* _Your goal_
For the listing below, give the number of lines that contain the word "value" and no other text.
== Segment start ==
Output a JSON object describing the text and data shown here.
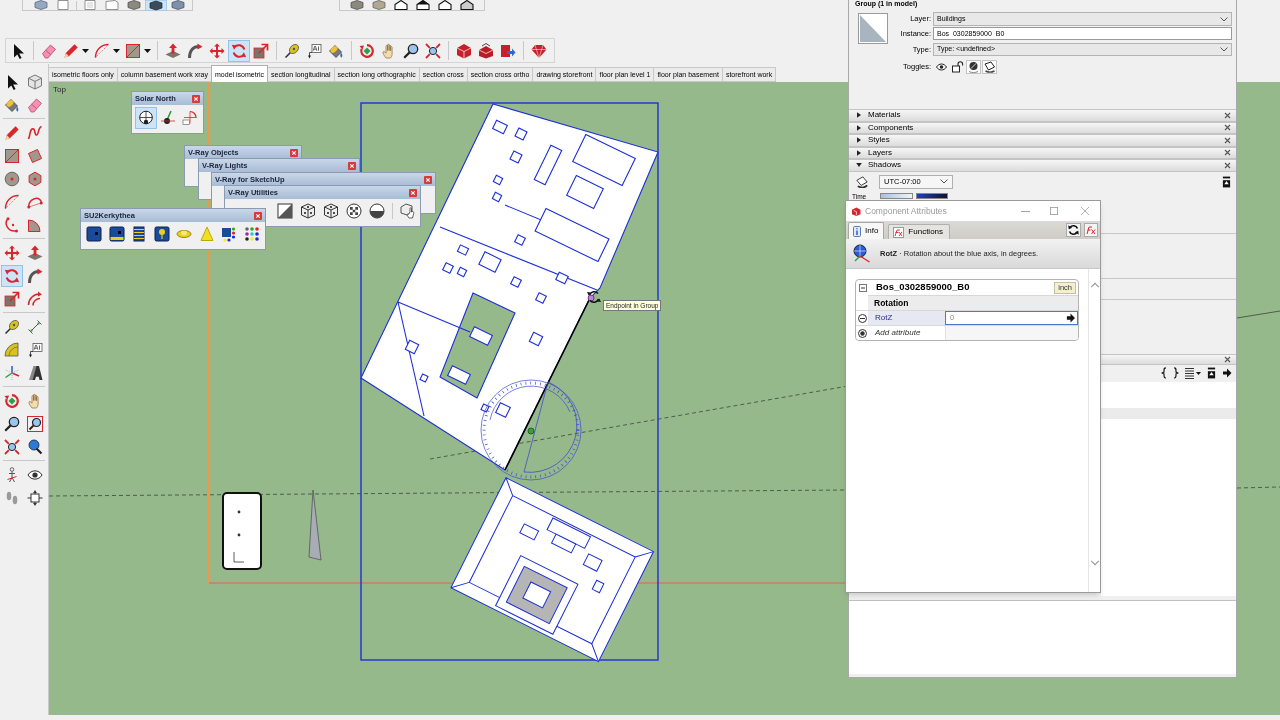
{
  "views_toolbar": {
    "tools": [
      {
        "selected": false
      },
      {
        "selected": false
      },
      {
        "selected": false
      },
      {
        "selected": false
      },
      {
        "selected": false
      },
      {
        "selected": true
      },
      {
        "selected": false
      }
    ]
  },
  "main_toolbar": {
    "tools": [
      {
        "selected": false
      },
      {
        "selected": false
      },
      {
        "selected": false
      },
      {
        "selected": false
      },
      {
        "selected": false
      },
      {
        "selected": false
      },
      {
        "selected": false
      },
      {
        "selected": false
      },
      {
        "selected": true
      },
      {
        "selected": false
      },
      {
        "selected": false
      },
      {
        "selected": false
      },
      {
        "selected": false
      },
      {
        "selected": false
      },
      {
        "selected": false
      },
      {
        "selected": false
      },
      {
        "selected": false
      },
      {
        "selected": false
      },
      {
        "selected": false
      },
      {
        "selected": false
      },
      {
        "selected": false
      }
    ]
  },
  "scene_tabs": [
    {
      "label": "isometric floors only",
      "selected": false
    },
    {
      "label": "column basement work xray",
      "selected": false
    },
    {
      "label": "model isometric",
      "selected": true
    },
    {
      "label": "section longitudinal",
      "selected": false
    },
    {
      "label": "section long orthographic",
      "selected": false
    },
    {
      "label": "section cross",
      "selected": false
    },
    {
      "label": "section cross ortho",
      "selected": false
    },
    {
      "label": "drawing storefront",
      "selected": false
    },
    {
      "label": "floor plan level 1",
      "selected": false
    },
    {
      "label": "floor plan basement",
      "selected": false
    },
    {
      "label": "storefront work",
      "selected": false
    }
  ],
  "left_toolbar": {
    "tools": [
      {
        "selected": false
      },
      {
        "selected": false
      },
      {
        "selected": false
      },
      {
        "selected": false
      },
      {
        "selected": false
      },
      {
        "selected": false
      },
      {
        "selected": false
      },
      {
        "selected": false
      },
      {
        "selected": false
      },
      {
        "selected": false
      },
      {
        "selected": false
      },
      {
        "selected": false
      },
      {
        "selected": false
      },
      {
        "selected": false
      },
      {
        "selected": false
      },
      {
        "selected": false
      },
      {
        "selected": true
      },
      {
        "selected": false
      },
      {
        "selected": false
      },
      {
        "selected": false
      },
      {
        "selected": false
      },
      {
        "selected": false
      },
      {
        "selected": false
      },
      {
        "selected": false
      },
      {
        "selected": false
      },
      {
        "selected": false
      },
      {
        "selected": false
      },
      {
        "selected": false
      },
      {
        "selected": false
      },
      {
        "selected": false
      },
      {
        "selected": false
      },
      {
        "selected": false
      },
      {
        "selected": false
      },
      {
        "selected": false
      },
      {
        "selected": false
      },
      {
        "selected": false
      }
    ]
  },
  "viewport": {
    "view_label": "Top",
    "tooltip": "Endpoint in Group"
  },
  "floating_toolbars": [
    {
      "title": "Solar North",
      "tools": [
        {
          "selected": true
        },
        {
          "selected": false
        },
        {
          "selected": false
        }
      ]
    },
    {
      "title": "V-Ray Objects"
    },
    {
      "title": "V-Ray Lights"
    },
    {
      "title": "V-Ray for SketchUp"
    },
    {
      "title": "V-Ray Utilities"
    },
    {
      "title": "SU2Kerkythea"
    }
  ],
  "entity_info": {
    "header": "Group (1 in model)",
    "fields": [
      {
        "kind": "dropdown",
        "label": "Layer:",
        "value": "Buildings"
      },
      {
        "kind": "text",
        "label": "Instance:",
        "value": "Bos_0302859000_B0"
      },
      {
        "kind": "dropdown",
        "label": "Type:",
        "value": "Type: <undefined>"
      }
    ],
    "toggles": {
      "label": "Toggles:",
      "items": [
        {
          "on": false
        },
        {
          "on": false
        },
        {
          "on": true
        },
        {
          "on": true
        }
      ]
    }
  },
  "tray_panels": [
    {
      "title": "Materials",
      "expanded": false
    },
    {
      "title": "Components",
      "expanded": false
    },
    {
      "title": "Styles",
      "expanded": false
    },
    {
      "title": "Layers",
      "expanded": false
    },
    {
      "title": "Shadows",
      "expanded": true
    }
  ],
  "shadows": {
    "time_zone": "UTC-07:00",
    "time_label": "Time"
  },
  "component_attributes": {
    "title": "Component Attributes",
    "tabs": [
      {
        "label": "Info",
        "selected": true
      },
      {
        "label": "Functions",
        "selected": false
      }
    ],
    "info": "**RotZ** · Rotation about the blue axis, in degrees.",
    "component": {
      "name": "Bos_0302859000_B0",
      "units": "inch",
      "sections": [
        {
          "title": "Rotation",
          "attributes": [
            {
              "name": "RotZ",
              "value": "0"
            }
          ]
        }
      ],
      "add_label": "Add attribute"
    }
  }
}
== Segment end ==
* _Written answer_
4